» Goal of the exercise: All of the records below should be retyped exactly, with no pictures included.

** Opening Available records block **

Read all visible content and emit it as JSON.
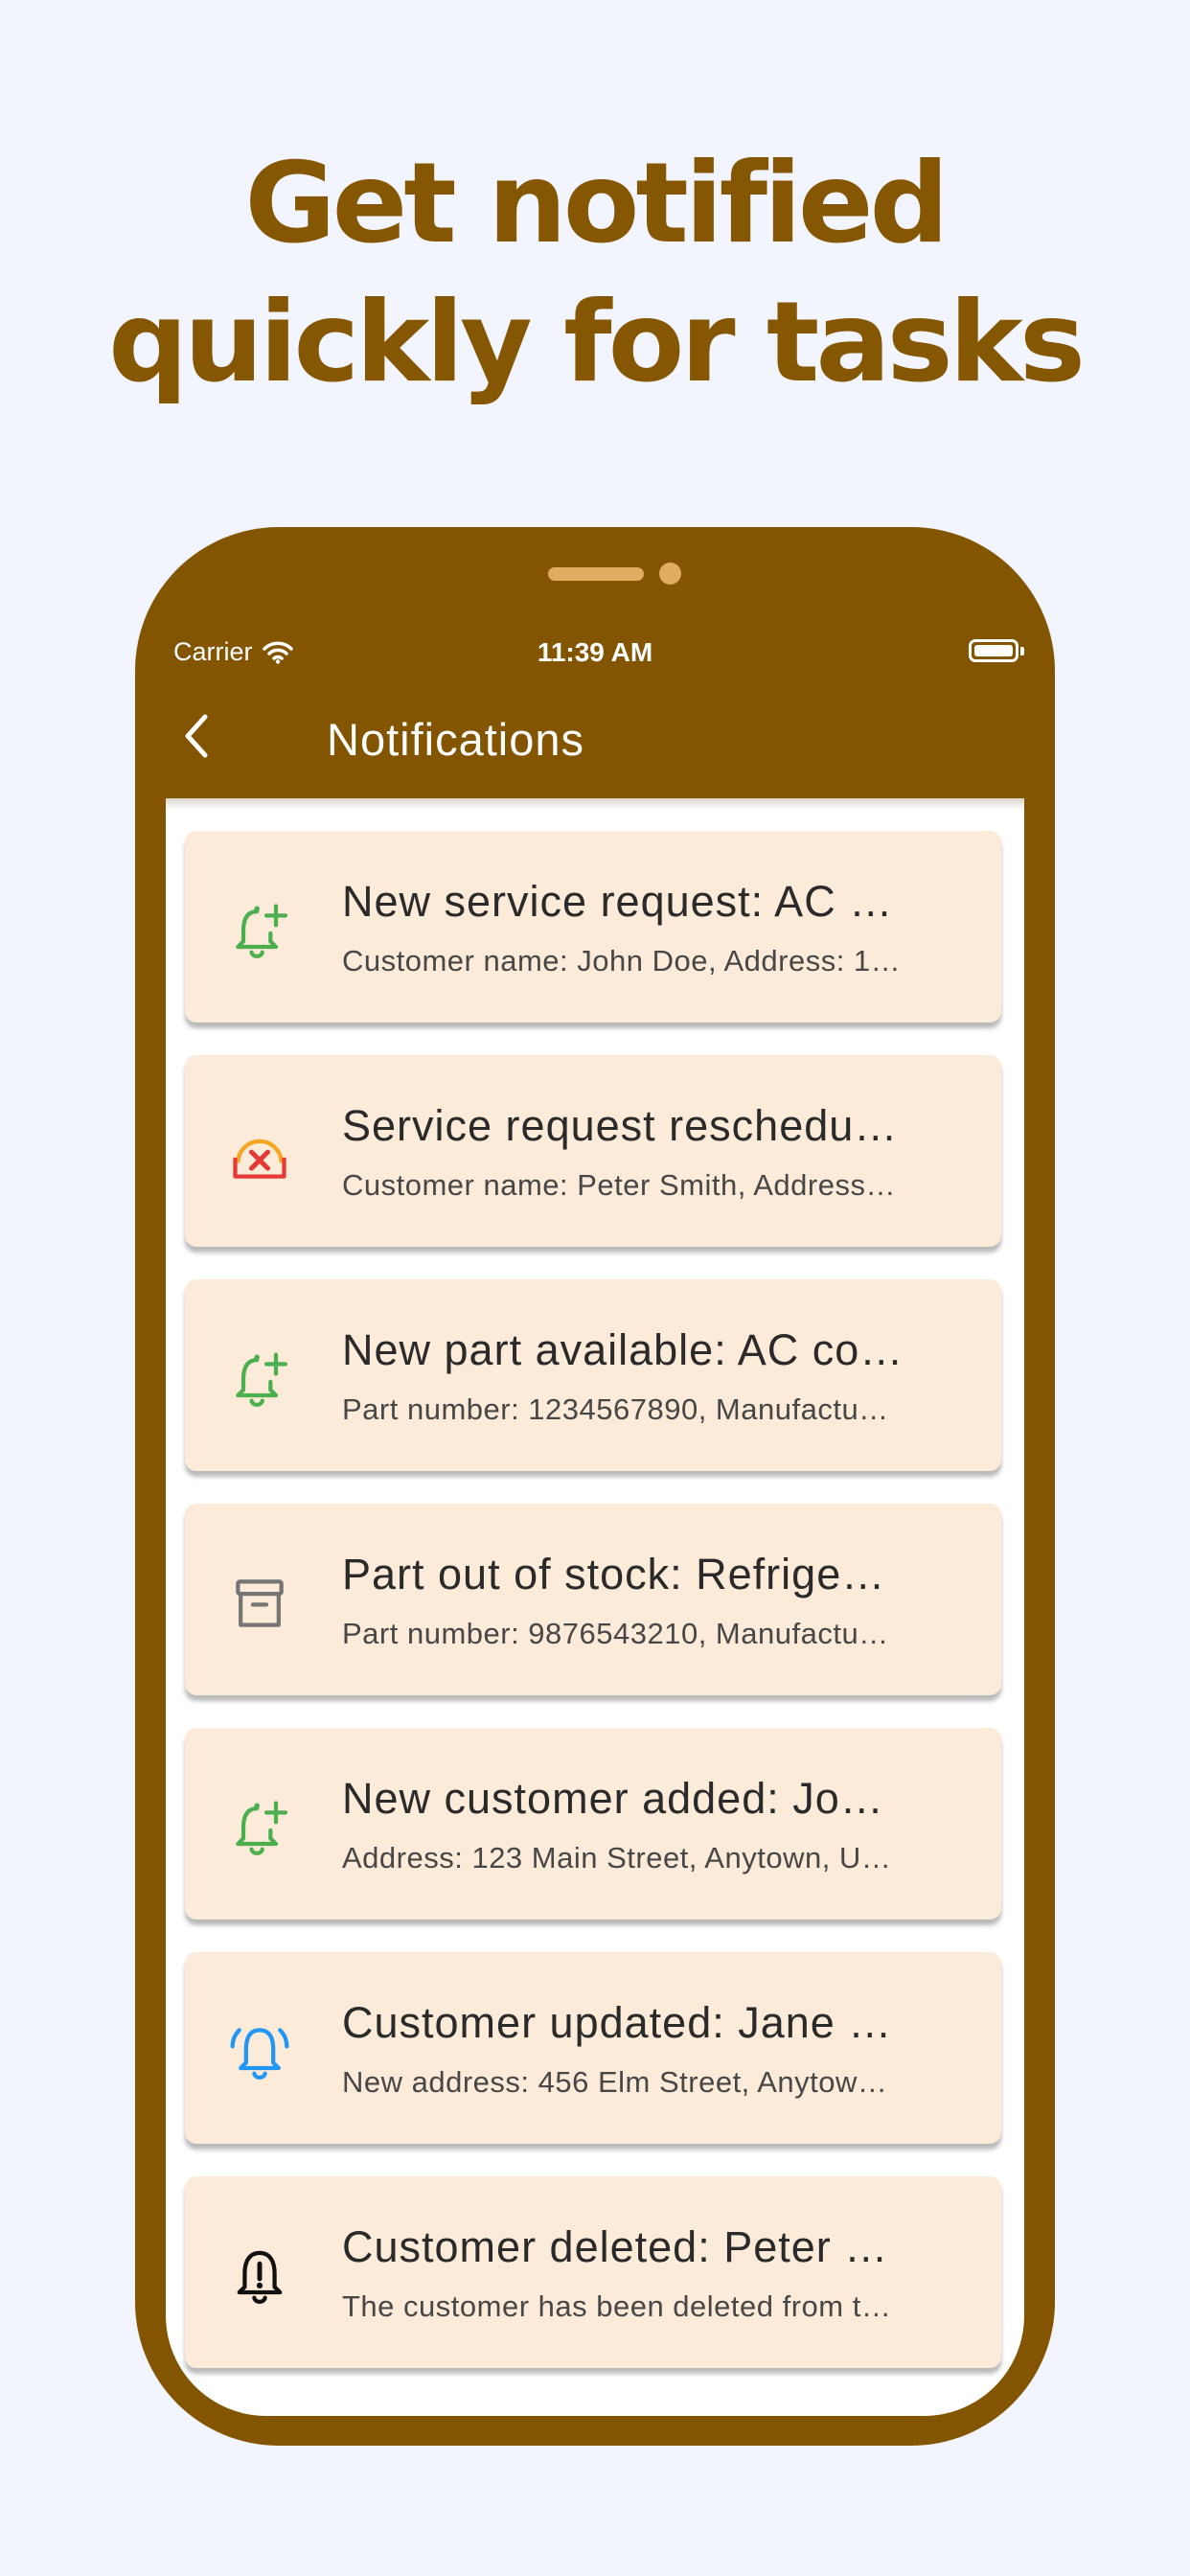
{
  "headline": {
    "line1": "Get notified",
    "line2": "quickly for tasks"
  },
  "colors": {
    "brand": "#835501",
    "card_background": "#fbebd8",
    "page_background": "#f2f5fd"
  },
  "status_bar": {
    "carrier": "Carrier",
    "time": "11:39 AM"
  },
  "app_bar": {
    "title": "Notifications",
    "back_icon": "chevron-left-icon"
  },
  "notifications": [
    {
      "icon": "bell-plus-icon",
      "title": "New service request: AC …",
      "subtitle": "Customer name: John Doe, Address: 1…"
    },
    {
      "icon": "alarm-cancel-icon",
      "title": "Service request reschedu…",
      "subtitle": "Customer name: Peter Smith, Address…"
    },
    {
      "icon": "bell-plus-icon",
      "title": "New part available: AC co…",
      "subtitle": "Part number: 1234567890, Manufactu…"
    },
    {
      "icon": "archive-box-icon",
      "title": "Part out of stock: Refrige…",
      "subtitle": "Part number: 9876543210, Manufactu…"
    },
    {
      "icon": "bell-plus-icon",
      "title": "New customer added: Jo…",
      "subtitle": "Address: 123 Main Street, Anytown, U…"
    },
    {
      "icon": "bell-ringing-icon",
      "title": "Customer updated: Jane …",
      "subtitle": "New address: 456 Elm Street, Anytow…"
    },
    {
      "icon": "bell-alert-icon",
      "title": "Customer deleted: Peter …",
      "subtitle": "The customer has been deleted from t…"
    }
  ]
}
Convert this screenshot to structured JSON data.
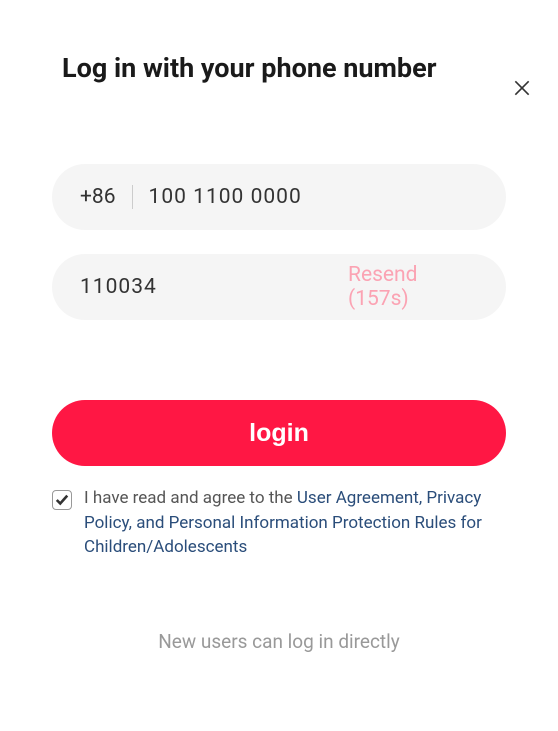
{
  "title": "Log in with your phone number",
  "phone": {
    "country_code": "+86",
    "value": "100 1100 0000"
  },
  "verification": {
    "code": "110034",
    "resend_label": "Resend (157s)"
  },
  "login_button": "login",
  "consent": {
    "checked": true,
    "prefix": "I have read and agree to the ",
    "link_text": "User Agreement, Privacy Policy, and Personal Information Protection Rules for Children/Adolescents"
  },
  "footer": "New users can log in directly"
}
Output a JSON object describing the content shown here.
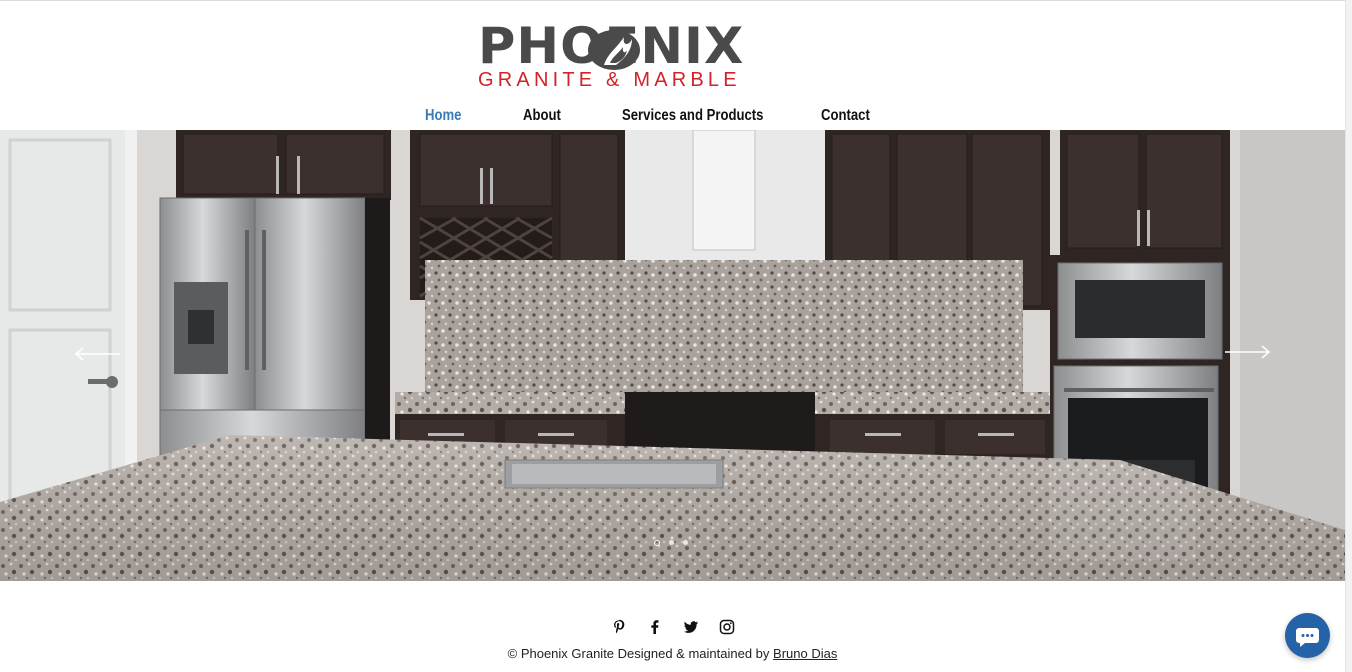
{
  "brand": {
    "name_line1": "PHOENIX",
    "name_line2": "GRANITE & MARBLE",
    "primary_color": "#4a4a4a",
    "accent_color": "#d1232a"
  },
  "nav": {
    "items": [
      {
        "label": "Home",
        "active": true
      },
      {
        "label": "About",
        "active": false
      },
      {
        "label": "Services and Products",
        "active": false
      },
      {
        "label": "Contact",
        "active": false
      }
    ],
    "active_color": "#3a7ab7"
  },
  "slideshow": {
    "image_subject": "kitchen-with-granite-countertops",
    "prev_icon": "arrow-left-icon",
    "next_icon": "arrow-right-icon",
    "slide_count": 3,
    "current_slide": 1
  },
  "social": {
    "icons": [
      "pinterest-icon",
      "facebook-icon",
      "twitter-icon",
      "instagram-icon"
    ]
  },
  "footer": {
    "text": "© Phoenix Granite Designed & maintained by",
    "link_label": "Bruno Dias"
  },
  "chat": {
    "icon": "chat-bubble-icon",
    "color": "#2463a8"
  }
}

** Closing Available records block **

» Task answer:
Read all visible content and emit it as JSON.
{
  "headline": {
    "line1": "Get notified",
    "line2": "quickly for tasks"
  },
  "colors": {
    "brand": "#835501",
    "card_background": "#fbebd8",
    "page_background": "#f2f5fd"
  },
  "status_bar": {
    "carrier": "Carrier",
    "time": "11:39 AM"
  },
  "app_bar": {
    "title": "Notifications",
    "back_icon": "chevron-left-icon"
  },
  "notifications": [
    {
      "icon": "bell-plus-icon",
      "title": "New service request: AC …",
      "subtitle": "Customer name: John Doe, Address: 1…"
    },
    {
      "icon": "alarm-cancel-icon",
      "title": "Service request reschedu…",
      "subtitle": "Customer name: Peter Smith, Address…"
    },
    {
      "icon": "bell-plus-icon",
      "title": "New part available: AC co…",
      "subtitle": "Part number: 1234567890, Manufactu…"
    },
    {
      "icon": "archive-box-icon",
      "title": "Part out of stock: Refrige…",
      "subtitle": "Part number: 9876543210, Manufactu…"
    },
    {
      "icon": "bell-plus-icon",
      "title": "New customer added: Jo…",
      "subtitle": "Address: 123 Main Street, Anytown, U…"
    },
    {
      "icon": "bell-ringing-icon",
      "title": "Customer updated: Jane …",
      "subtitle": "New address: 456 Elm Street, Anytow…"
    },
    {
      "icon": "bell-alert-icon",
      "title": "Customer deleted: Peter …",
      "subtitle": "The customer has been deleted from t…"
    }
  ]
}
Convert this screenshot to structured JSON data.
{
  "title": "Log in with your phone number",
  "phone": {
    "country_code": "+86",
    "value": "100 1100 0000"
  },
  "verification": {
    "code": "110034",
    "resend_label": "Resend (157s)"
  },
  "login_button": "login",
  "consent": {
    "checked": true,
    "prefix": "I have read and agree to the ",
    "link_text": "User Agreement, Privacy Policy, and Personal Information Protection Rules for Children/Adolescents"
  },
  "footer": "New users can log in directly"
}
Output a JSON object describing the content shown here.
{
  "brand": {
    "name_line1": "PHOENIX",
    "name_line2": "GRANITE & MARBLE",
    "primary_color": "#4a4a4a",
    "accent_color": "#d1232a"
  },
  "nav": {
    "items": [
      {
        "label": "Home",
        "active": true
      },
      {
        "label": "About",
        "active": false
      },
      {
        "label": "Services and Products",
        "active": false
      },
      {
        "label": "Contact",
        "active": false
      }
    ],
    "active_color": "#3a7ab7"
  },
  "slideshow": {
    "image_subject": "kitchen-with-granite-countertops",
    "prev_icon": "arrow-left-icon",
    "next_icon": "arrow-right-icon",
    "slide_count": 3,
    "current_slide": 1
  },
  "social": {
    "icons": [
      "pinterest-icon",
      "facebook-icon",
      "twitter-icon",
      "instagram-icon"
    ]
  },
  "footer": {
    "text": "© Phoenix Granite Designed & maintained by",
    "link_label": "Bruno Dias"
  },
  "chat": {
    "icon": "chat-bubble-icon",
    "color": "#2463a8"
  }
}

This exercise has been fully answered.